The US Geological Survey has been studying intersex fish in US rivers and finds the effects of endocrine-disrupting pollutants in our waters to be worse than expected.
USGS first found signs of reproductive disruption in the Potomic River Basin and went on to discover intersex characteristics, such as eggs in male fish testes, in the Delaware, Susquehanna and Ohio River basins. But so far the River most affected is North Carolina’s Pee Dee, which had the “highest rate of intersex fish at 80%,” according to Truthout.
Because the hormonal changes in male fish threaten species survival, scientists are trying to identify the main sources of contamination. The primary suspects are pesticides and herbicides, which mimic hormones, and hormones themselves, from human and animal waste.
A big part of the problem in NC is the way pigs are factory-raised for food production.
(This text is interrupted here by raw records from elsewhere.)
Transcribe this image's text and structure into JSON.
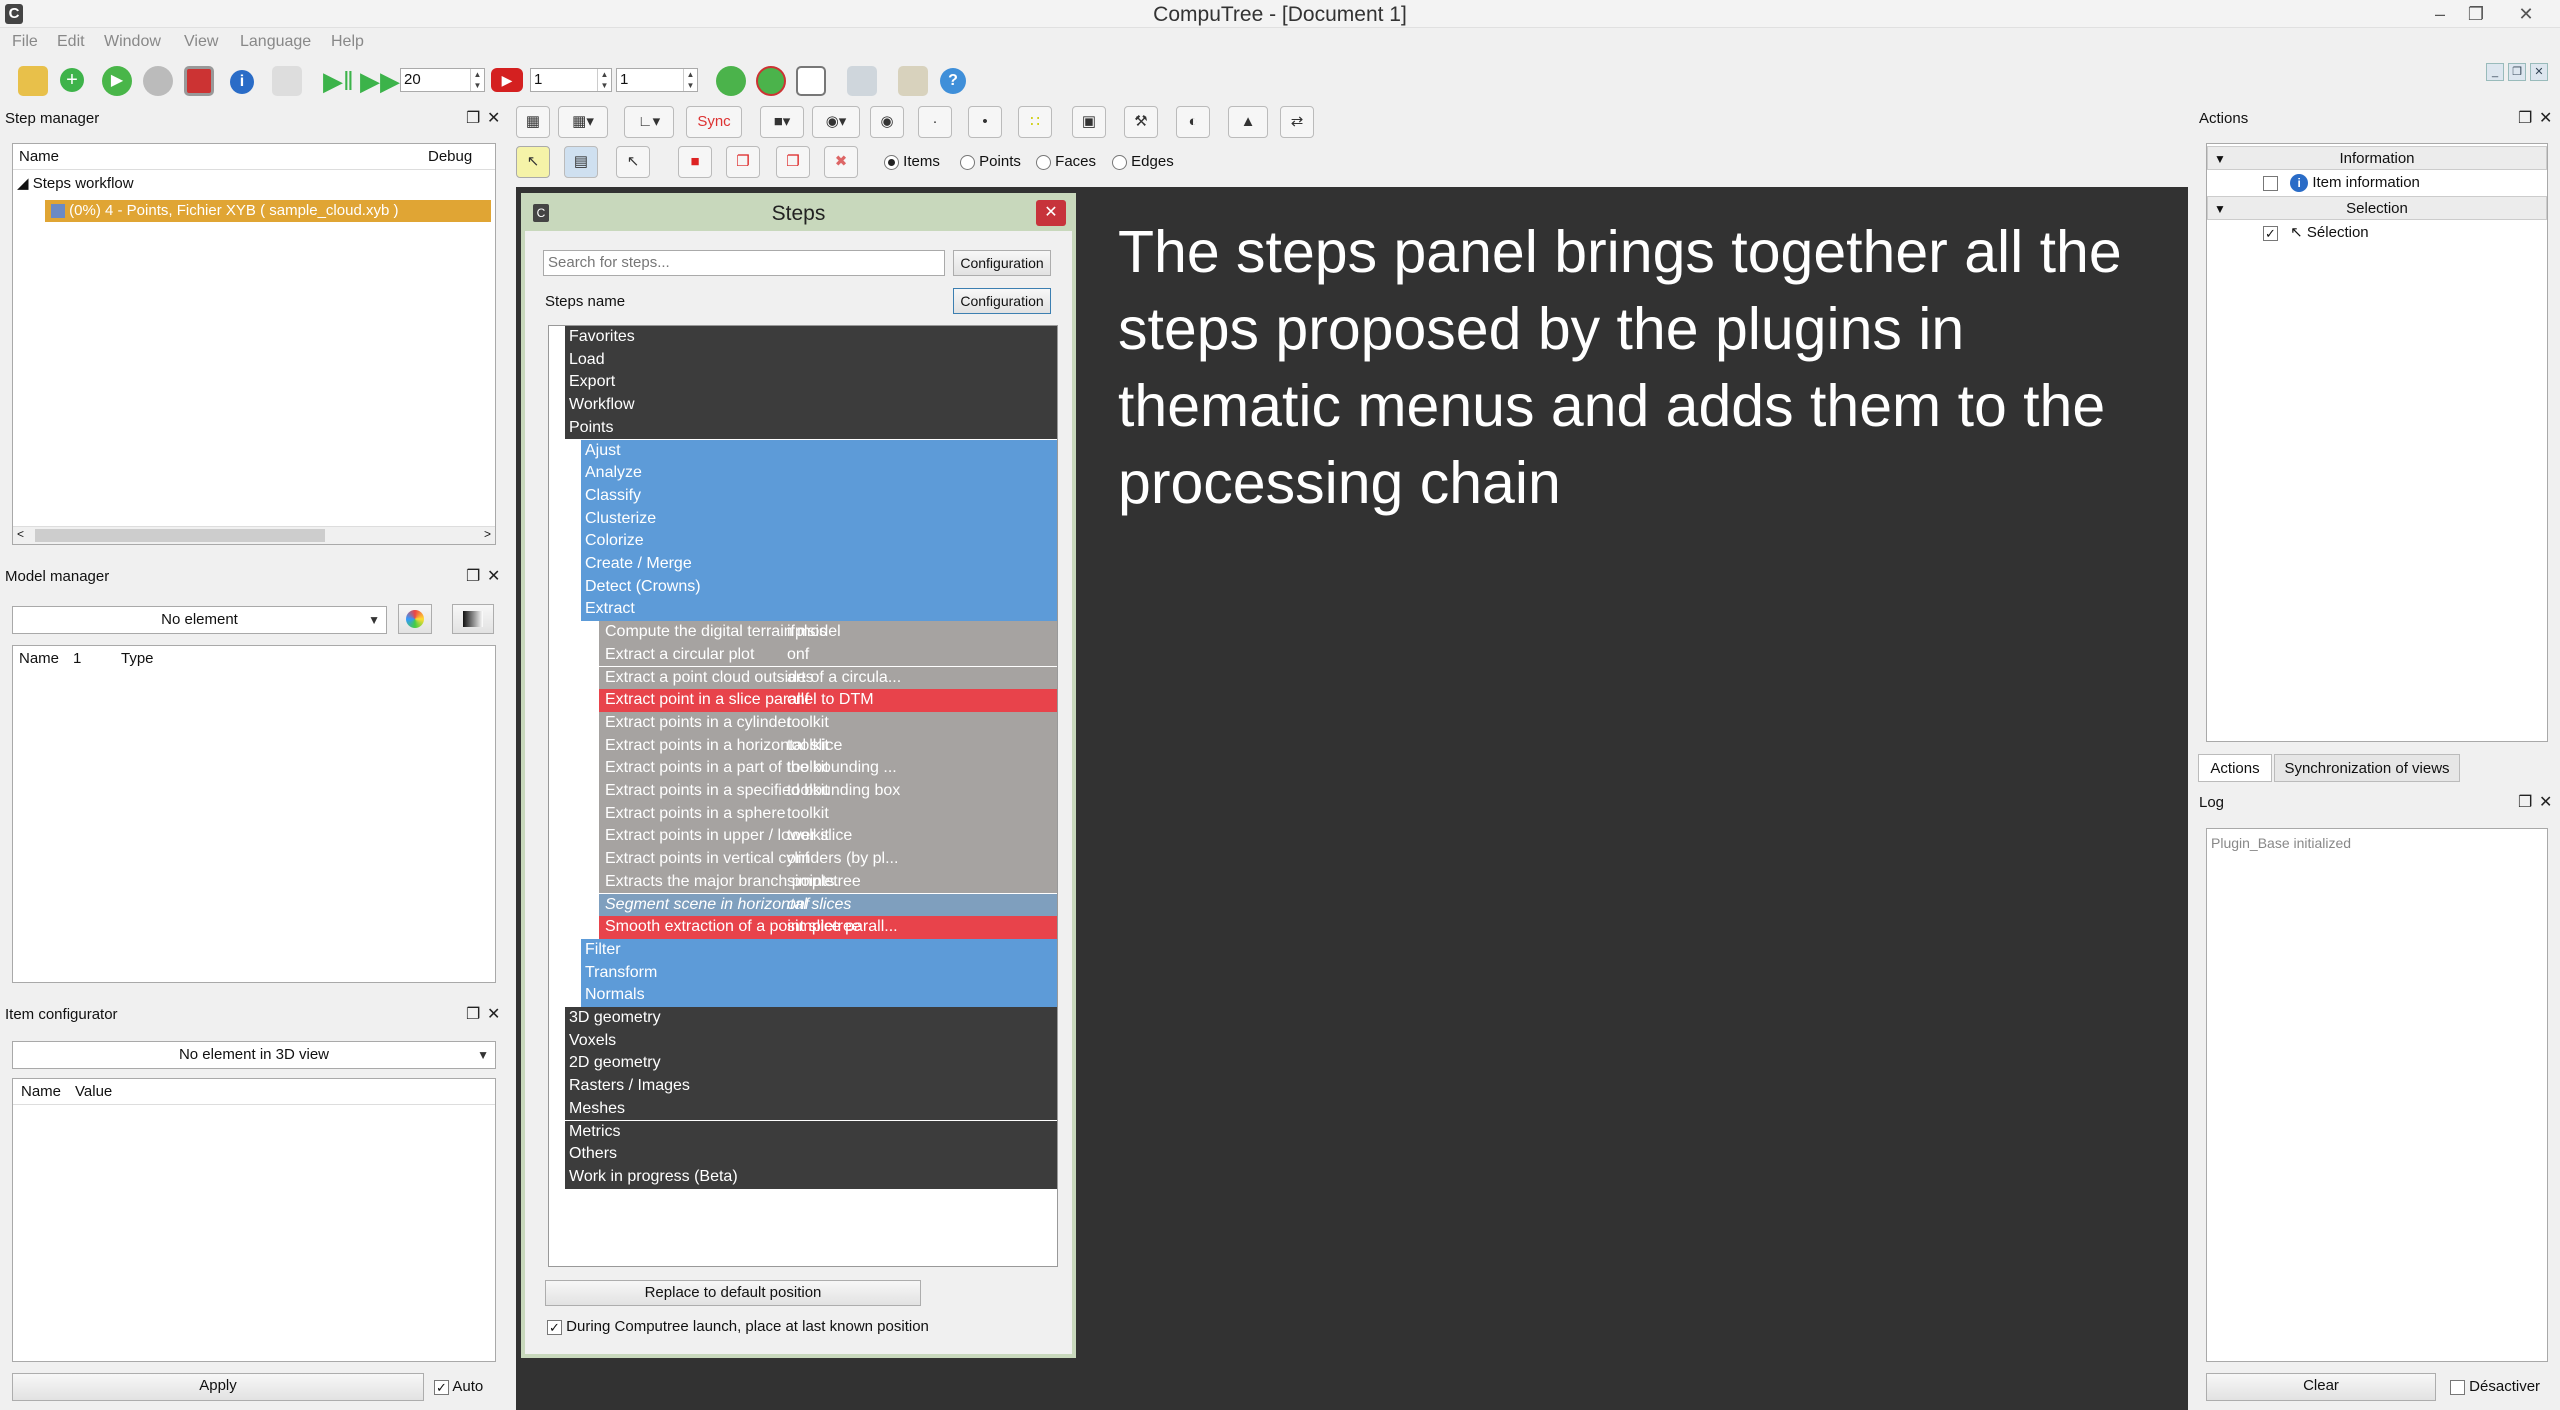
{
  "window": {
    "title": "CompuTree - [Document 1]",
    "logo": "C"
  },
  "menu": [
    "File",
    "Edit",
    "Window",
    "View",
    "Language",
    "Help"
  ],
  "toolbar": {
    "spin1": "20",
    "spin2": "1",
    "spin3": "1"
  },
  "view_toolbar": {
    "sync_label": "Sync",
    "radio_items": "Items",
    "radio_points": "Points",
    "radio_faces": "Faces",
    "radio_edges": "Edges"
  },
  "step_manager": {
    "title": "Step manager",
    "col_name": "Name",
    "col_debug": "Debug",
    "root": "Steps workflow",
    "step": "(0%) 4 - Points, Fichier XYB ( sample_cloud.xyb )"
  },
  "model_manager": {
    "title": "Model manager",
    "combo": "No element",
    "col_name": "Name",
    "col_1": "1",
    "col_type": "Type"
  },
  "item_configurator": {
    "title": "Item configurator",
    "combo": "No element in 3D view",
    "col_name": "Name",
    "col_value": "Value",
    "apply": "Apply",
    "auto": "Auto"
  },
  "steps_panel": {
    "title": "Steps",
    "search_placeholder": "Search for steps...",
    "config_btn_1": "Configuration",
    "steps_name_label": "Steps name",
    "config_btn_2": "Configuration",
    "categories_top": [
      "Favorites",
      "Load",
      "Export",
      "Workflow",
      "Points"
    ],
    "points_sub": [
      "Ajust",
      "Analyze",
      "Classify",
      "Clusterize",
      "Colorize",
      "Create / Merge",
      "Detect (Crowns)",
      "Extract"
    ],
    "extract_steps": [
      {
        "name": "Compute the digital terrain model",
        "plugin": "ifplsis",
        "style": "leaf"
      },
      {
        "name": "Extract a circular plot",
        "plugin": "onf",
        "style": "leaf"
      },
      {
        "name": "Extract a point cloud outside of a circula...",
        "plugin": "arts",
        "style": "leaf"
      },
      {
        "name": "Extract point in a slice parallel to DTM",
        "plugin": "onf",
        "style": "leaf-red"
      },
      {
        "name": "Extract points in a cylinder",
        "plugin": "toolkit",
        "style": "leaf"
      },
      {
        "name": "Extract points in a horizontal slice",
        "plugin": "toolkit",
        "style": "leaf"
      },
      {
        "name": "Extract points in a part of the bounding ...",
        "plugin": "toolkit",
        "style": "leaf"
      },
      {
        "name": "Extract points in a specified bounding box",
        "plugin": "toolkit",
        "style": "leaf"
      },
      {
        "name": "Extract points in a sphere",
        "plugin": "toolkit",
        "style": "leaf"
      },
      {
        "name": "Extract points in upper / lower slice",
        "plugin": "toolkit",
        "style": "leaf"
      },
      {
        "name": "Extract points in vertical cylinders (by pl...",
        "plugin": "onf",
        "style": "leaf"
      },
      {
        "name": "Extracts the major branch points.",
        "plugin": "simpletree",
        "style": "leaf"
      },
      {
        "name": "Segment scene in horizontal slices",
        "plugin": "onf",
        "style": "leaf-sel"
      },
      {
        "name": "Smooth extraction of a point slice parall...",
        "plugin": "simpletree",
        "style": "leaf-red"
      }
    ],
    "points_sub_after": [
      "Filter",
      "Transform",
      "Normals"
    ],
    "categories_bottom": [
      "3D geometry",
      "Voxels",
      "2D geometry",
      "Rasters / Images",
      "Meshes",
      "Metrics",
      "Others",
      "Work in progress (Beta)"
    ],
    "replace_btn": "Replace to default position",
    "launch_check": "During Computree launch, place at last known position"
  },
  "overlay_text": "The steps panel brings together all the steps proposed by the plugins in thematic menus and adds them to the processing chain",
  "actions": {
    "title": "Actions",
    "group_information": "Information",
    "item_information": "Item information",
    "group_selection": "Selection",
    "selection": "Sélection",
    "tab_actions": "Actions",
    "tab_sync": "Synchronization of views"
  },
  "log": {
    "title": "Log",
    "line": "Plugin_Base initialized",
    "clear": "Clear",
    "disable": "Désactiver"
  },
  "colors": {
    "viewport": "#323232",
    "category": "#3c3c3c",
    "subcategory": "#5d9bd8",
    "step": "#a6a3a1",
    "step_highlight": "#e8434b",
    "step_selected": "#7f9fbe",
    "step_manager_selected": "#e0a534"
  }
}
An NC State University scientist studying intersex fish told Truthout that “pig waste,” applied to crops before it runs off into waterways, is “chock-full of estrogens.”
Food & Water Watch notes several serious issues with hog farming in NC, including “heavy use [of] antibiotics, artificial hormones, and other chemicals to promote fast growth.” F&WW says “It’s time to move North Carolina away from polluting factory farms and towards a sustainable and diversified agricultural economy.” Certainly this would be one of the most effective and humane solutions to the growing pollution of our waterways.
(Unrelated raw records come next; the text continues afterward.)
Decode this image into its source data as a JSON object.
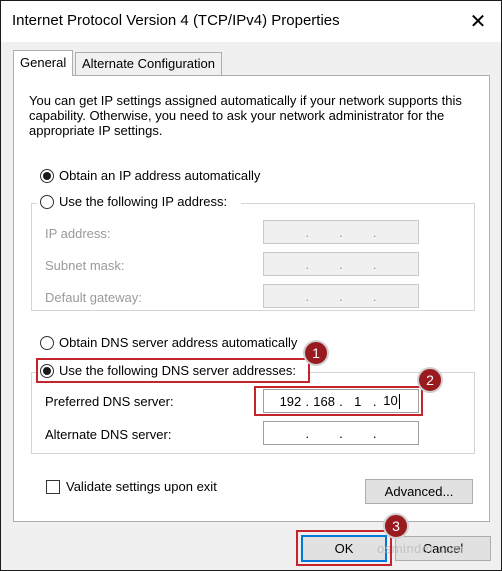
{
  "window": {
    "title": "Internet Protocol Version 4 (TCP/IPv4) Properties",
    "close_symbol": "✕"
  },
  "tabs": [
    {
      "label": "General",
      "active": true
    },
    {
      "label": "Alternate Configuration",
      "active": false
    }
  ],
  "description": "You can get IP settings assigned automatically if your network supports this capability. Otherwise, you need to ask your network administrator for the appropriate IP settings.",
  "ip": {
    "auto_label": "Obtain an IP address automatically",
    "manual_label": "Use the following IP address:",
    "fields": [
      {
        "label": "IP address:",
        "value": ""
      },
      {
        "label": "Subnet mask:",
        "value": ""
      },
      {
        "label": "Default gateway:",
        "value": ""
      }
    ]
  },
  "dns": {
    "auto_label": "Obtain DNS server address automatically",
    "manual_label": "Use the following DNS server addresses:",
    "preferred_label": "Preferred DNS server:",
    "preferred_value": [
      "192",
      "168",
      "1",
      "10"
    ],
    "alternate_label": "Alternate DNS server:",
    "alternate_value": [
      "",
      "",
      "",
      ""
    ]
  },
  "validate_label": "Validate settings upon exit",
  "buttons": {
    "advanced": "Advanced...",
    "ok": "OK",
    "cancel": "Cancel"
  },
  "annotations": {
    "step1": "1",
    "step2": "2",
    "step3": "3",
    "highlight_color": "#c4242b",
    "badge_color": "#9a1b1f"
  },
  "watermark": "osminder.com"
}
Tell NC to get the pig waste and other hormone disrupters out of the Pee Dee River!
We, the undersigned, say there should be an immediate and decisive response in NC to this newly revealed threat to waters, wildlife and humans, particularly the Pee Dee River.
According to a report by the Los Angeles Times, the USGS’s Pennsylvania survey found Intersex males “at every site where smallmouth bass were collected and their condition was generally worse in places just downstream from wastewater treatment plants…”
Researchers told the Times they were surprised by the “number of fish affected and the severity.”
The Pennsylvania Department of Environmental Protection’s reported intent to continue studying and sampling “until it has an understanding of how these compounds may or may not impact the aquatic life in all streams and rivers…” is really not appropriate for NC. NC has known for decades about the harmful impact of its huge agricultural operations on the environment - revealed particularly during the investigation of the pfsteria outbreak in the Neuse River in the 1990s.
The USGS study, adds the Times, reported that the “most common hormone found in water and soil samples was estrone, a potent endocrine-disrupting chemical often found in sewage from wastewater plants and the manure of animals such as cows, chickens and pigs.”
This is just more evidence to support F&WW’s call for North Carolina, which raises “more than 10 million hogs” on factory farms, to take steps to move toward a more humane, “sustainable and diversified agricultural economy.” In the meantime F&WW suggests North Carolinians pressure their representatives to
support legislation that would:
1) Set a deadline for ending the current industry practice of keeping open-air hog manure lagoons
2) End the practice of spraying this liquefied animal waste onto fields that are often within a few dozen feet of a neighbor’s home.
We join F&WW in its push for this legislation regarding pig factories and emphasize the urgent need for NC act immediately to remove all sources of endocrine-disrupting pollutants from the Pee Dee River.
Thanks for your time.